[Items listed in a dataset]
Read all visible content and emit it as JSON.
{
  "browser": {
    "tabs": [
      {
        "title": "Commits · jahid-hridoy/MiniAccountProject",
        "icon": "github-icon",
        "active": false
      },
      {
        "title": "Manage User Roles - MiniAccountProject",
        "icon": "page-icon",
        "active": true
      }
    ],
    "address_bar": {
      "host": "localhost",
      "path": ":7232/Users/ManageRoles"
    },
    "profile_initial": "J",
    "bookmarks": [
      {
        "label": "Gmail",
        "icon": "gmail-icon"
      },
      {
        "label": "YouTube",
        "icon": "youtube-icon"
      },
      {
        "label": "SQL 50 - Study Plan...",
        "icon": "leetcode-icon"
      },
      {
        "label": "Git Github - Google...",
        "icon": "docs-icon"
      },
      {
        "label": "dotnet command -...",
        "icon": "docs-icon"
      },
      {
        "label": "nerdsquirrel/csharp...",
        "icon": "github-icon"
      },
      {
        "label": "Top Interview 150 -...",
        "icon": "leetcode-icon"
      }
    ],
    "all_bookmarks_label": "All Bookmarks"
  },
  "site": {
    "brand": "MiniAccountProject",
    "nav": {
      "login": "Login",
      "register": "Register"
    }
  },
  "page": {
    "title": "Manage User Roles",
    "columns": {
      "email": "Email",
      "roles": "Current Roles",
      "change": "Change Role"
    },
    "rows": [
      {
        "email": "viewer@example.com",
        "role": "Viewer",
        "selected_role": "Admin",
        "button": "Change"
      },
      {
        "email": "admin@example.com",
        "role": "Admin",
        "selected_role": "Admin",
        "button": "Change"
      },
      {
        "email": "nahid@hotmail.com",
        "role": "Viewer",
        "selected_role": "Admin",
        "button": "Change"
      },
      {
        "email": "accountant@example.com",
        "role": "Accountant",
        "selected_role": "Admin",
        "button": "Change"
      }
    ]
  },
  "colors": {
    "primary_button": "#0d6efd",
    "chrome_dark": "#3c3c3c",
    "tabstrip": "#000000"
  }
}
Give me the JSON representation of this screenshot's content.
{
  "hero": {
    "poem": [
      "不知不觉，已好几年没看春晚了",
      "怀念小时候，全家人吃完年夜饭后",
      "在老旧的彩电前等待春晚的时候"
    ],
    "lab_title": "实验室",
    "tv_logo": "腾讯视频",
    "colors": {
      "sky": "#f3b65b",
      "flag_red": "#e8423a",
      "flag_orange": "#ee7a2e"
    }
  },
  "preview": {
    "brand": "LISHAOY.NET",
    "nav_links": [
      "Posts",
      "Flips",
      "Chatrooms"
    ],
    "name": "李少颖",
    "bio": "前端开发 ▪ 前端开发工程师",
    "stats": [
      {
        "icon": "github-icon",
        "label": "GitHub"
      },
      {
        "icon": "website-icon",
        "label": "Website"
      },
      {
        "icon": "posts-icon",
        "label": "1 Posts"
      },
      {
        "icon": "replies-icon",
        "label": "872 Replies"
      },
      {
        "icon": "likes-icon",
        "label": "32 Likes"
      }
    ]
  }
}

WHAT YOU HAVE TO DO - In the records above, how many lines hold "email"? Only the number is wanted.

RESPONSE - 5